# Your objective
Line by line, output the entries below exactly as they appear.

# Source records
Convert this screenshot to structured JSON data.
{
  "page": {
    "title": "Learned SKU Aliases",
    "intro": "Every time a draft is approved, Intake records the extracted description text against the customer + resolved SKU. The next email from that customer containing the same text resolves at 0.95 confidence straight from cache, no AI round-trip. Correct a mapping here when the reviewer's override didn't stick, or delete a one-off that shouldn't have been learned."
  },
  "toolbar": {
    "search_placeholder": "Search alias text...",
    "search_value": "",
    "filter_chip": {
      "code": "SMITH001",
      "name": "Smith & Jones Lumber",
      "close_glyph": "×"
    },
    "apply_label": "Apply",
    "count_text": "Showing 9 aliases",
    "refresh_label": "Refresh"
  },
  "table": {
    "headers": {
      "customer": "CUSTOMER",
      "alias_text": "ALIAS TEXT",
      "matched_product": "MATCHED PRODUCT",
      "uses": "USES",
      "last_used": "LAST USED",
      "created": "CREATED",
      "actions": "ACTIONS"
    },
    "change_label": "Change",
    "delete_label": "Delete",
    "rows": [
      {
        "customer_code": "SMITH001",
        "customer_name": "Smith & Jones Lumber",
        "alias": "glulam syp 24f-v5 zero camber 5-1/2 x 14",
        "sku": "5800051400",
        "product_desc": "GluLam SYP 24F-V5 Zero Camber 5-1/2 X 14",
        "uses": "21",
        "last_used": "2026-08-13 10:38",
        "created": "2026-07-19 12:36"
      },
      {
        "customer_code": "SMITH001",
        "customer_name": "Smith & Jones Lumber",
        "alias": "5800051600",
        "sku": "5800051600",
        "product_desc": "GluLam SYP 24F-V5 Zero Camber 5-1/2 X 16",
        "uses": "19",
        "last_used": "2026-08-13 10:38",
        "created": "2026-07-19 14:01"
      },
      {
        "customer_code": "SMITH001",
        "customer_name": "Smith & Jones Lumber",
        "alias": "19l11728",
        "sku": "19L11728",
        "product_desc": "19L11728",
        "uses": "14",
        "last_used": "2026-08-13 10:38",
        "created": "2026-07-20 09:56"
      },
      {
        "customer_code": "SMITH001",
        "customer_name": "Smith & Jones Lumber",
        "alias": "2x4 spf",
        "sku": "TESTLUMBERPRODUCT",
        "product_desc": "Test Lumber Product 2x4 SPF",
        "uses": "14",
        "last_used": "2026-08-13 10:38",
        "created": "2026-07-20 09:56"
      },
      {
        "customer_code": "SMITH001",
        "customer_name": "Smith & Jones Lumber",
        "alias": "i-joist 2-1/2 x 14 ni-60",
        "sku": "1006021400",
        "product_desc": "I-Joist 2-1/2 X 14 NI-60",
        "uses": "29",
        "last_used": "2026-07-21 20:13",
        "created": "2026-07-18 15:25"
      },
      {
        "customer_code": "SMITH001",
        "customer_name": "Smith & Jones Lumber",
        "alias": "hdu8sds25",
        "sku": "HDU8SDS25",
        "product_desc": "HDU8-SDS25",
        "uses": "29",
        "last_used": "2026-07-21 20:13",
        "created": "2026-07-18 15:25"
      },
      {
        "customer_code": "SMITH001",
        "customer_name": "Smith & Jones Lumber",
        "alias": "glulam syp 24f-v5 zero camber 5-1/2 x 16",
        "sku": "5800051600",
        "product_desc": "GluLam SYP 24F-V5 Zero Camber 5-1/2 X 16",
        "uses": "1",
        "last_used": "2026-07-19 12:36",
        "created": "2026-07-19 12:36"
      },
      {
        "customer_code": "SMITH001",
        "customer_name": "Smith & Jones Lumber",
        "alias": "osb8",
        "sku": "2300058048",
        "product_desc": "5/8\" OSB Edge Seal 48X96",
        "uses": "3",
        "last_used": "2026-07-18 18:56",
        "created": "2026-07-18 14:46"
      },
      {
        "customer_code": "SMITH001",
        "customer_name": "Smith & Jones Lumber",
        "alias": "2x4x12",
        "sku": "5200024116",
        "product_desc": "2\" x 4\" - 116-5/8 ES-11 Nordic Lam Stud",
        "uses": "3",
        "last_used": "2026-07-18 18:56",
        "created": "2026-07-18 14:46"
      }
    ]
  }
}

# The completed task
Convert this screenshot to structured JSON data.
{
  "page": {
    "title": "Learned SKU Aliases",
    "intro": "Every time a draft is approved, Intake records the extracted description text against the customer + resolved SKU. The next email from that customer containing the same text resolves at 0.95 confidence straight from cache, no AI round-trip. Correct a mapping here when the reviewer's override didn't stick, or delete a one-off that shouldn't have been learned."
  },
  "toolbar": {
    "search_placeholder": "Search alias text...",
    "search_value": "",
    "filter_chip": {
      "code": "SMITH001",
      "name": "Smith & Jones Lumber",
      "close_glyph": "×"
    },
    "apply_label": "Apply",
    "count_text": "Showing 9 aliases",
    "refresh_label": "Refresh"
  },
  "table": {
    "headers": {
      "customer": "CUSTOMER",
      "alias_text": "ALIAS TEXT",
      "matched_product": "MATCHED PRODUCT",
      "uses": "USES",
      "last_used": "LAST USED",
      "created": "CREATED",
      "actions": "ACTIONS"
    },
    "change_label": "Change",
    "delete_label": "Delete",
    "rows": [
      {
        "customer_code": "SMITH001",
        "customer_name": "Smith & Jones Lumber",
        "alias": "glulam syp 24f-v5 zero camber 5-1/2 x 14",
        "sku": "5800051400",
        "product_desc": "GluLam SYP 24F-V5 Zero Camber 5-1/2 X 14",
        "uses": "21",
        "last_used": "2026-08-13 10:38",
        "created": "2026-07-19 12:36"
      },
      {
        "customer_code": "SMITH001",
        "customer_name": "Smith & Jones Lumber",
        "alias": "5800051600",
        "sku": "5800051600",
        "product_desc": "GluLam SYP 24F-V5 Zero Camber 5-1/2 X 16",
        "uses": "19",
        "last_used": "2026-08-13 10:38",
        "created": "2026-07-19 14:01"
      },
      {
        "customer_code": "SMITH001",
        "customer_name": "Smith & Jones Lumber",
        "alias": "19l11728",
        "sku": "19L11728",
        "product_desc": "19L11728",
        "uses": "14",
        "last_used": "2026-08-13 10:38",
        "created": "2026-07-20 09:56"
      },
      {
        "customer_code": "SMITH001",
        "customer_name": "Smith & Jones Lumber",
        "alias": "2x4 spf",
        "sku": "TESTLUMBERPRODUCT",
        "product_desc": "Test Lumber Product 2x4 SPF",
        "uses": "14",
        "last_used": "2026-08-13 10:38",
        "created": "2026-07-20 09:56"
      },
      {
        "customer_code": "SMITH001",
        "customer_name": "Smith & Jones Lumber",
        "alias": "i-joist 2-1/2 x 14 ni-60",
        "sku": "1006021400",
        "product_desc": "I-Joist 2-1/2 X 14 NI-60",
        "uses": "29",
        "last_used": "2026-07-21 20:13",
        "created": "2026-07-18 15:25"
      },
      {
        "customer_code": "SMITH001",
        "customer_name": "Smith & Jones Lumber",
        "alias": "hdu8sds25",
        "sku": "HDU8SDS25",
        "product_desc": "HDU8-SDS25",
        "uses": "29",
        "last_used": "2026-07-21 20:13",
        "created": "2026-07-18 15:25"
      },
      {
        "customer_code": "SMITH001",
        "customer_name": "Smith & Jones Lumber",
        "alias": "glulam syp 24f-v5 zero camber 5-1/2 x 16",
        "sku": "5800051600",
        "product_desc": "GluLam SYP 24F-V5 Zero Camber 5-1/2 X 16",
        "uses": "1",
        "last_used": "2026-07-19 12:36",
        "created": "2026-07-19 12:36"
      },
      {
        "customer_code": "SMITH001",
        "customer_name": "Smith & Jones Lumber",
        "alias": "osb8",
        "sku": "2300058048",
        "product_desc": "5/8\" OSB Edge Seal 48X96",
        "uses": "3",
        "last_used": "2026-07-18 18:56",
        "created": "2026-07-18 14:46"
      },
      {
        "customer_code": "SMITH001",
        "customer_name": "Smith & Jones Lumber",
        "alias": "2x4x12",
        "sku": "5200024116",
        "product_desc": "2\" x 4\" - 116-5/8 ES-11 Nordic Lam Stud",
        "uses": "3",
        "last_used": "2026-07-18 18:56",
        "created": "2026-07-18 14:46"
      }
    ]
  }
}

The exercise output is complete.